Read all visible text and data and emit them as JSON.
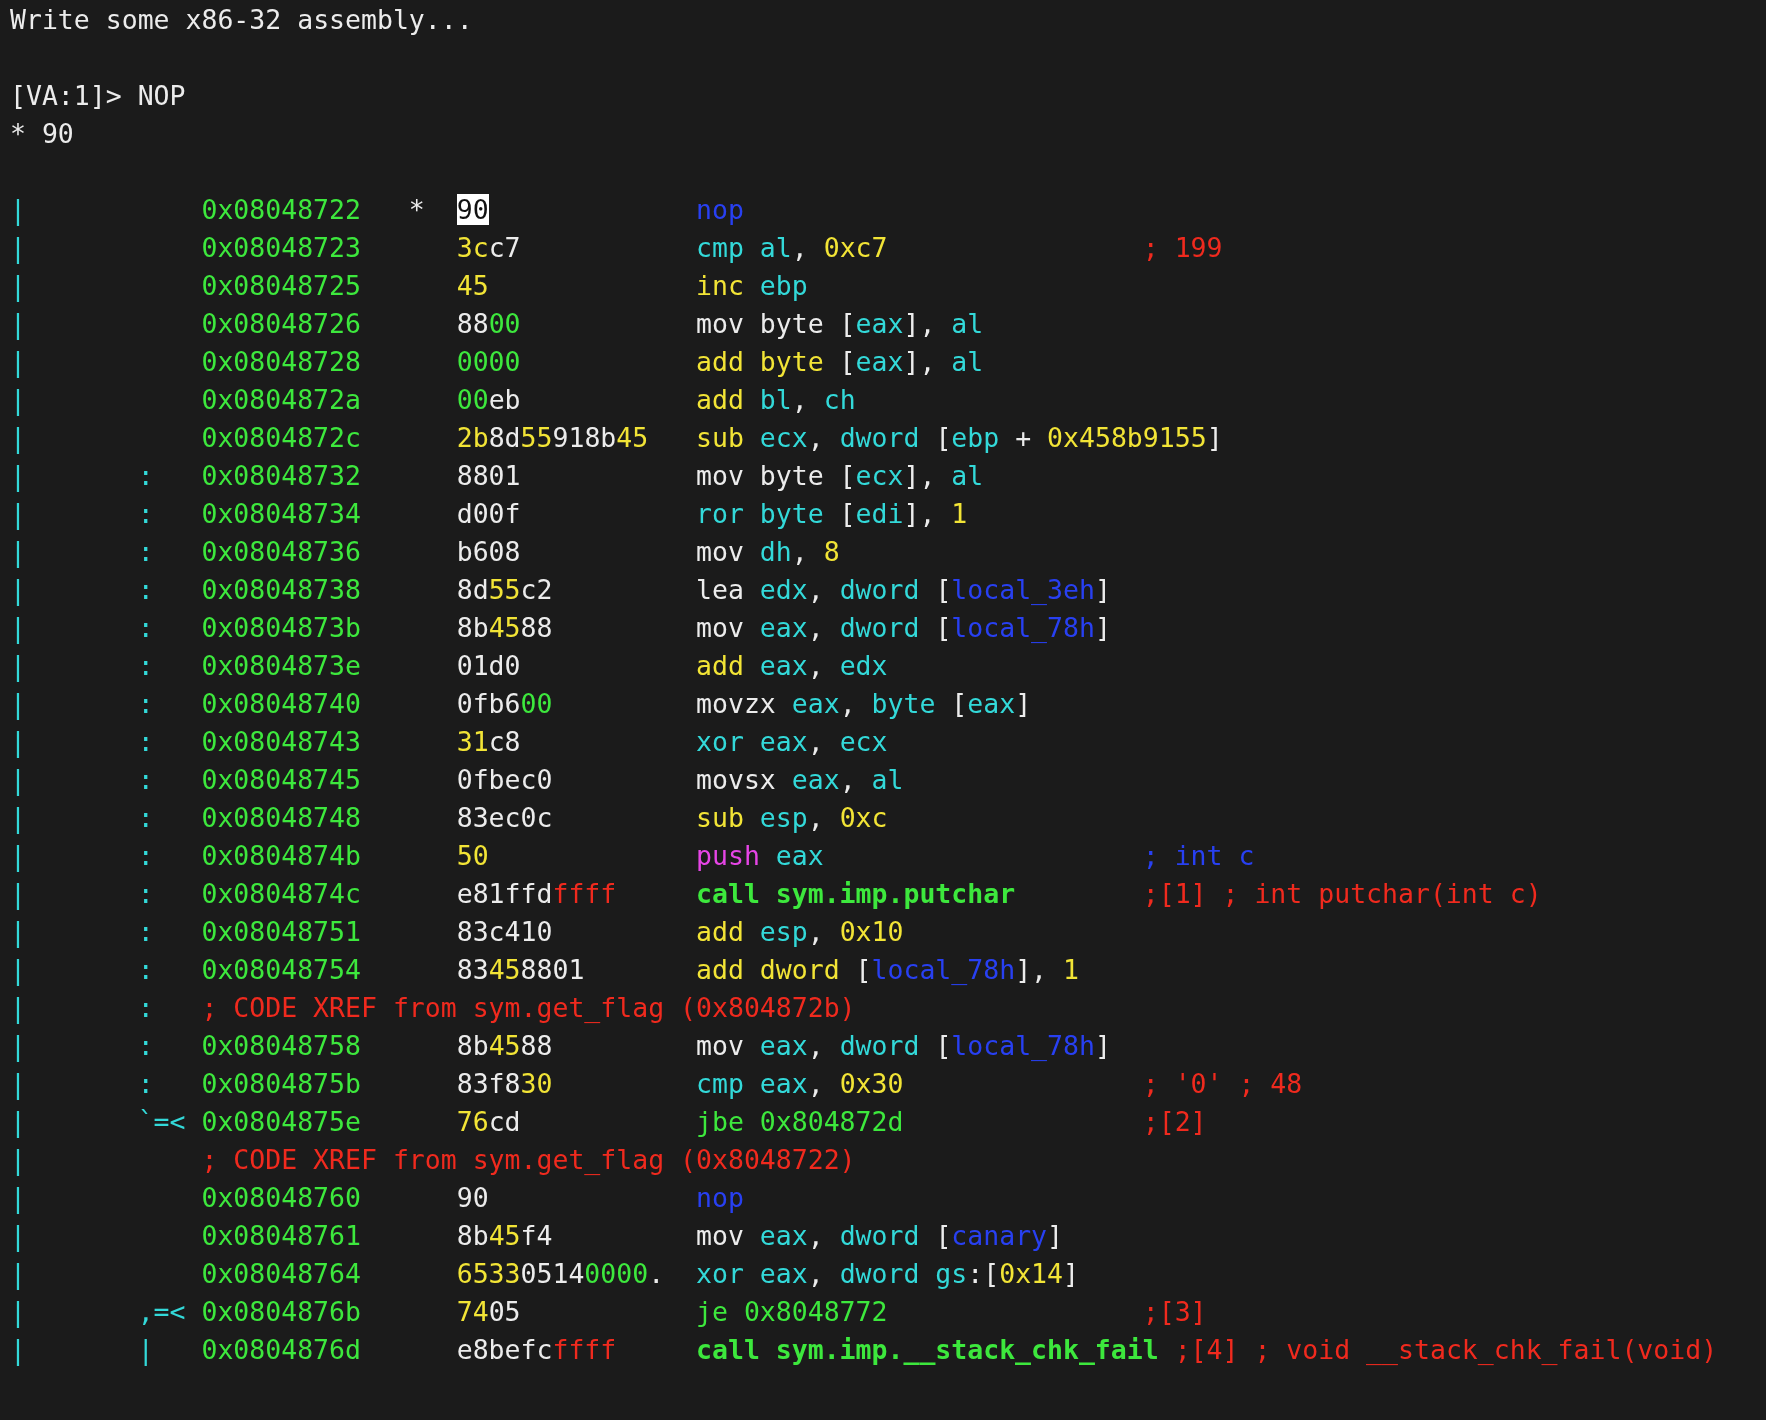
{
  "header": {
    "message": "Write some x86-32 assembly...",
    "prompt": "[VA:1]>",
    "input": "NOP",
    "result": "* 90"
  },
  "rows": [
    {
      "kind": "instruction",
      "gutter": "|",
      "address": "0x08048722",
      "marker": "*",
      "selected": true,
      "bytes": [
        {
          "kind": "plain",
          "text": "90"
        }
      ],
      "instruction": [
        {
          "kind": "nop",
          "text": "nop"
        }
      ]
    },
    {
      "kind": "instruction",
      "gutter": "|",
      "address": "0x08048723",
      "selected": false,
      "bytes": [
        {
          "kind": "ascii",
          "text": "3c"
        },
        {
          "kind": "plain",
          "text": "c7"
        }
      ],
      "instruction": [
        {
          "kind": "reg",
          "text": "cmp al"
        },
        {
          "kind": "text",
          "text": ", "
        },
        {
          "kind": "num",
          "text": "0xc7"
        }
      ],
      "comment": {
        "kind": "note",
        "text": "; 199"
      }
    },
    {
      "kind": "instruction",
      "gutter": "|",
      "address": "0x08048725",
      "selected": false,
      "bytes": [
        {
          "kind": "ascii",
          "text": "45"
        }
      ],
      "instruction": [
        {
          "kind": "arith",
          "text": "inc "
        },
        {
          "kind": "reg",
          "text": "ebp"
        }
      ]
    },
    {
      "kind": "instruction",
      "gutter": "|",
      "address": "0x08048726",
      "selected": false,
      "bytes": [
        {
          "kind": "plain",
          "text": "88"
        },
        {
          "kind": "zero",
          "text": "00"
        }
      ],
      "instruction": [
        {
          "kind": "text",
          "text": "mov byte ["
        },
        {
          "kind": "reg",
          "text": "eax"
        },
        {
          "kind": "text",
          "text": "], "
        },
        {
          "kind": "reg",
          "text": "al"
        }
      ]
    },
    {
      "kind": "instruction",
      "gutter": "|",
      "address": "0x08048728",
      "selected": false,
      "bytes": [
        {
          "kind": "zero",
          "text": "0000"
        }
      ],
      "instruction": [
        {
          "kind": "arith",
          "text": "add byte"
        },
        {
          "kind": "text",
          "text": " ["
        },
        {
          "kind": "reg",
          "text": "eax"
        },
        {
          "kind": "text",
          "text": "], "
        },
        {
          "kind": "reg",
          "text": "al"
        }
      ]
    },
    {
      "kind": "instruction",
      "gutter": "|",
      "address": "0x0804872a",
      "selected": false,
      "bytes": [
        {
          "kind": "zero",
          "text": "00"
        },
        {
          "kind": "plain",
          "text": "eb"
        }
      ],
      "instruction": [
        {
          "kind": "arith",
          "text": "add "
        },
        {
          "kind": "reg",
          "text": "bl"
        },
        {
          "kind": "text",
          "text": ", "
        },
        {
          "kind": "reg",
          "text": "ch"
        }
      ]
    },
    {
      "kind": "instruction",
      "gutter": "|",
      "address": "0x0804872c",
      "selected": false,
      "bytes": [
        {
          "kind": "ascii",
          "text": "2b"
        },
        {
          "kind": "plain",
          "text": "8d"
        },
        {
          "kind": "ascii",
          "text": "55"
        },
        {
          "kind": "plain",
          "text": "918b"
        },
        {
          "kind": "ascii",
          "text": "45"
        }
      ],
      "instruction": [
        {
          "kind": "arith",
          "text": "sub "
        },
        {
          "kind": "reg",
          "text": "ecx"
        },
        {
          "kind": "text",
          "text": ", "
        },
        {
          "kind": "reg",
          "text": "dword"
        },
        {
          "kind": "text",
          "text": " ["
        },
        {
          "kind": "reg",
          "text": "ebp"
        },
        {
          "kind": "text",
          "text": " + "
        },
        {
          "kind": "num",
          "text": "0x458b9155"
        },
        {
          "kind": "text",
          "text": "]"
        }
      ]
    },
    {
      "kind": "instruction",
      "gutter": "|",
      "graph": ":",
      "address": "0x08048732",
      "selected": false,
      "bytes": [
        {
          "kind": "plain",
          "text": "8801"
        }
      ],
      "instruction": [
        {
          "kind": "text",
          "text": "mov byte ["
        },
        {
          "kind": "reg",
          "text": "ecx"
        },
        {
          "kind": "text",
          "text": "], "
        },
        {
          "kind": "reg",
          "text": "al"
        }
      ]
    },
    {
      "kind": "instruction",
      "gutter": "|",
      "graph": ":",
      "address": "0x08048734",
      "selected": false,
      "bytes": [
        {
          "kind": "plain",
          "text": "d00f"
        }
      ],
      "instruction": [
        {
          "kind": "reg",
          "text": "ror byte"
        },
        {
          "kind": "text",
          "text": " ["
        },
        {
          "kind": "reg",
          "text": "edi"
        },
        {
          "kind": "text",
          "text": "], "
        },
        {
          "kind": "num",
          "text": "1"
        }
      ]
    },
    {
      "kind": "instruction",
      "gutter": "|",
      "graph": ":",
      "address": "0x08048736",
      "selected": false,
      "bytes": [
        {
          "kind": "plain",
          "text": "b608"
        }
      ],
      "instruction": [
        {
          "kind": "text",
          "text": "mov "
        },
        {
          "kind": "reg",
          "text": "dh"
        },
        {
          "kind": "text",
          "text": ", "
        },
        {
          "kind": "num",
          "text": "8"
        }
      ]
    },
    {
      "kind": "instruction",
      "gutter": "|",
      "graph": ":",
      "address": "0x08048738",
      "selected": false,
      "bytes": [
        {
          "kind": "plain",
          "text": "8d"
        },
        {
          "kind": "ascii",
          "text": "55"
        },
        {
          "kind": "plain",
          "text": "c2"
        }
      ],
      "instruction": [
        {
          "kind": "text",
          "text": "lea "
        },
        {
          "kind": "reg",
          "text": "edx"
        },
        {
          "kind": "text",
          "text": ", "
        },
        {
          "kind": "reg",
          "text": "dword"
        },
        {
          "kind": "text",
          "text": " ["
        },
        {
          "kind": "var",
          "text": "local_3eh"
        },
        {
          "kind": "text",
          "text": "]"
        }
      ]
    },
    {
      "kind": "instruction",
      "gutter": "|",
      "graph": ":",
      "address": "0x0804873b",
      "selected": false,
      "bytes": [
        {
          "kind": "plain",
          "text": "8b"
        },
        {
          "kind": "ascii",
          "text": "45"
        },
        {
          "kind": "plain",
          "text": "88"
        }
      ],
      "instruction": [
        {
          "kind": "text",
          "text": "mov "
        },
        {
          "kind": "reg",
          "text": "eax"
        },
        {
          "kind": "text",
          "text": ", "
        },
        {
          "kind": "reg",
          "text": "dword"
        },
        {
          "kind": "text",
          "text": " ["
        },
        {
          "kind": "var",
          "text": "local_78h"
        },
        {
          "kind": "text",
          "text": "]"
        }
      ]
    },
    {
      "kind": "instruction",
      "gutter": "|",
      "graph": ":",
      "address": "0x0804873e",
      "selected": false,
      "bytes": [
        {
          "kind": "plain",
          "text": "01d0"
        }
      ],
      "instruction": [
        {
          "kind": "arith",
          "text": "add "
        },
        {
          "kind": "reg",
          "text": "eax"
        },
        {
          "kind": "text",
          "text": ", "
        },
        {
          "kind": "reg",
          "text": "edx"
        }
      ]
    },
    {
      "kind": "instruction",
      "gutter": "|",
      "graph": ":",
      "address": "0x08048740",
      "selected": false,
      "bytes": [
        {
          "kind": "plain",
          "text": "0fb6"
        },
        {
          "kind": "zero",
          "text": "00"
        }
      ],
      "instruction": [
        {
          "kind": "text",
          "text": "movzx "
        },
        {
          "kind": "reg",
          "text": "eax"
        },
        {
          "kind": "text",
          "text": ", "
        },
        {
          "kind": "reg",
          "text": "byte"
        },
        {
          "kind": "text",
          "text": " ["
        },
        {
          "kind": "reg",
          "text": "eax"
        },
        {
          "kind": "text",
          "text": "]"
        }
      ]
    },
    {
      "kind": "instruction",
      "gutter": "|",
      "graph": ":",
      "address": "0x08048743",
      "selected": false,
      "bytes": [
        {
          "kind": "ascii",
          "text": "31"
        },
        {
          "kind": "plain",
          "text": "c8"
        }
      ],
      "instruction": [
        {
          "kind": "reg",
          "text": "xor eax"
        },
        {
          "kind": "text",
          "text": ", "
        },
        {
          "kind": "reg",
          "text": "ecx"
        }
      ]
    },
    {
      "kind": "instruction",
      "gutter": "|",
      "graph": ":",
      "address": "0x08048745",
      "selected": false,
      "bytes": [
        {
          "kind": "plain",
          "text": "0fbec0"
        }
      ],
      "instruction": [
        {
          "kind": "text",
          "text": "movsx "
        },
        {
          "kind": "reg",
          "text": "eax"
        },
        {
          "kind": "text",
          "text": ", "
        },
        {
          "kind": "reg",
          "text": "al"
        }
      ]
    },
    {
      "kind": "instruction",
      "gutter": "|",
      "graph": ":",
      "address": "0x08048748",
      "selected": false,
      "bytes": [
        {
          "kind": "plain",
          "text": "83ec0c"
        }
      ],
      "instruction": [
        {
          "kind": "arith",
          "text": "sub "
        },
        {
          "kind": "reg",
          "text": "esp"
        },
        {
          "kind": "text",
          "text": ", "
        },
        {
          "kind": "num",
          "text": "0xc"
        }
      ]
    },
    {
      "kind": "instruction",
      "gutter": "|",
      "graph": ":",
      "address": "0x0804874b",
      "selected": false,
      "bytes": [
        {
          "kind": "ascii",
          "text": "50"
        }
      ],
      "instruction": [
        {
          "kind": "push",
          "text": "push "
        },
        {
          "kind": "reg",
          "text": "eax"
        }
      ],
      "comment": {
        "kind": "arg",
        "text": "; int c"
      }
    },
    {
      "kind": "instruction",
      "gutter": "|",
      "graph": ":",
      "address": "0x0804874c",
      "selected": false,
      "bytes": [
        {
          "kind": "plain",
          "text": "e81ffd"
        },
        {
          "kind": "ff",
          "text": "ffff"
        }
      ],
      "instruction": [
        {
          "kind": "call",
          "text": "call sym.imp.putchar"
        }
      ],
      "comment": {
        "kind": "note",
        "text": ";[1] ; int putchar(int c)"
      }
    },
    {
      "kind": "instruction",
      "gutter": "|",
      "graph": ":",
      "address": "0x08048751",
      "selected": false,
      "bytes": [
        {
          "kind": "plain",
          "text": "83c410"
        }
      ],
      "instruction": [
        {
          "kind": "arith",
          "text": "add "
        },
        {
          "kind": "reg",
          "text": "esp"
        },
        {
          "kind": "text",
          "text": ", "
        },
        {
          "kind": "num",
          "text": "0x10"
        }
      ]
    },
    {
      "kind": "instruction",
      "gutter": "|",
      "graph": ":",
      "address": "0x08048754",
      "selected": false,
      "bytes": [
        {
          "kind": "plain",
          "text": "83"
        },
        {
          "kind": "ascii",
          "text": "45"
        },
        {
          "kind": "plain",
          "text": "8801"
        }
      ],
      "instruction": [
        {
          "kind": "arith",
          "text": "add dword"
        },
        {
          "kind": "text",
          "text": " ["
        },
        {
          "kind": "var",
          "text": "local_78h"
        },
        {
          "kind": "text",
          "text": "], "
        },
        {
          "kind": "num",
          "text": "1"
        }
      ]
    },
    {
      "kind": "xref",
      "gutter": "|",
      "graph": ":",
      "text": "; CODE XREF from sym.get_flag (0x804872b)"
    },
    {
      "kind": "instruction",
      "gutter": "|",
      "graph": ":",
      "address": "0x08048758",
      "selected": false,
      "bytes": [
        {
          "kind": "plain",
          "text": "8b"
        },
        {
          "kind": "ascii",
          "text": "45"
        },
        {
          "kind": "plain",
          "text": "88"
        }
      ],
      "instruction": [
        {
          "kind": "text",
          "text": "mov "
        },
        {
          "kind": "reg",
          "text": "eax"
        },
        {
          "kind": "text",
          "text": ", "
        },
        {
          "kind": "reg",
          "text": "dword"
        },
        {
          "kind": "text",
          "text": " ["
        },
        {
          "kind": "var",
          "text": "local_78h"
        },
        {
          "kind": "text",
          "text": "]"
        }
      ]
    },
    {
      "kind": "instruction",
      "gutter": "|",
      "graph": ":",
      "address": "0x0804875b",
      "selected": false,
      "bytes": [
        {
          "kind": "plain",
          "text": "83f8"
        },
        {
          "kind": "ascii",
          "text": "30"
        }
      ],
      "instruction": [
        {
          "kind": "reg",
          "text": "cmp eax"
        },
        {
          "kind": "text",
          "text": ", "
        },
        {
          "kind": "num",
          "text": "0x30"
        }
      ],
      "comment": {
        "kind": "note",
        "text": "; '0' ; 48"
      }
    },
    {
      "kind": "instruction",
      "gutter": "|",
      "graph": "`=<",
      "address": "0x0804875e",
      "selected": false,
      "bytes": [
        {
          "kind": "ascii",
          "text": "76"
        },
        {
          "kind": "plain",
          "text": "cd"
        }
      ],
      "instruction": [
        {
          "kind": "jump",
          "text": "jbe 0x804872d"
        }
      ],
      "comment": {
        "kind": "note",
        "text": ";[2]"
      }
    },
    {
      "kind": "xref",
      "gutter": "|",
      "text": "; CODE XREF from sym.get_flag (0x8048722)"
    },
    {
      "kind": "instruction",
      "gutter": "|",
      "address": "0x08048760",
      "selected": false,
      "bytes": [
        {
          "kind": "plain",
          "text": "90"
        }
      ],
      "instruction": [
        {
          "kind": "nop",
          "text": "nop"
        }
      ]
    },
    {
      "kind": "instruction",
      "gutter": "|",
      "address": "0x08048761",
      "selected": false,
      "bytes": [
        {
          "kind": "plain",
          "text": "8b"
        },
        {
          "kind": "ascii",
          "text": "45"
        },
        {
          "kind": "plain",
          "text": "f4"
        }
      ],
      "instruction": [
        {
          "kind": "text",
          "text": "mov "
        },
        {
          "kind": "reg",
          "text": "eax"
        },
        {
          "kind": "text",
          "text": ", "
        },
        {
          "kind": "reg",
          "text": "dword"
        },
        {
          "kind": "text",
          "text": " ["
        },
        {
          "kind": "var",
          "text": "canary"
        },
        {
          "kind": "text",
          "text": "]"
        }
      ]
    },
    {
      "kind": "instruction",
      "gutter": "|",
      "address": "0x08048764",
      "selected": false,
      "bytes": [
        {
          "kind": "ascii",
          "text": "6533"
        },
        {
          "kind": "plain",
          "text": "0514"
        },
        {
          "kind": "zero",
          "text": "0000"
        },
        {
          "kind": "plain",
          "text": "."
        }
      ],
      "instruction": [
        {
          "kind": "reg",
          "text": "xor eax"
        },
        {
          "kind": "text",
          "text": ", "
        },
        {
          "kind": "reg",
          "text": "dword gs"
        },
        {
          "kind": "text",
          "text": ":["
        },
        {
          "kind": "num",
          "text": "0x14"
        },
        {
          "kind": "text",
          "text": "]"
        }
      ]
    },
    {
      "kind": "instruction",
      "gutter": "|",
      "graph": ",=<",
      "address": "0x0804876b",
      "selected": false,
      "bytes": [
        {
          "kind": "ascii",
          "text": "74"
        },
        {
          "kind": "plain",
          "text": "05"
        }
      ],
      "instruction": [
        {
          "kind": "jump",
          "text": "je 0x8048772"
        }
      ],
      "comment": {
        "kind": "note",
        "text": ";[3]"
      }
    },
    {
      "kind": "instruction",
      "gutter": "|",
      "graph": "|",
      "address": "0x0804876d",
      "selected": false,
      "bytes": [
        {
          "kind": "plain",
          "text": "e8befc"
        },
        {
          "kind": "ff",
          "text": "ffff"
        }
      ],
      "instruction": [
        {
          "kind": "call",
          "text": "call sym.imp.__stack_chk_fail"
        }
      ],
      "comment": {
        "kind": "note",
        "text": ";[4] ; void __stack_chk_fail(void)"
      }
    }
  ]
}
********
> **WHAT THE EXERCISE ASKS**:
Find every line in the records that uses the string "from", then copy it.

> **ANSWER SECTION**:
      "text": "; CODE XREF from sym.get_flag (0x804872b)"
      "text": "; CODE XREF from sym.get_flag (0x8048722)"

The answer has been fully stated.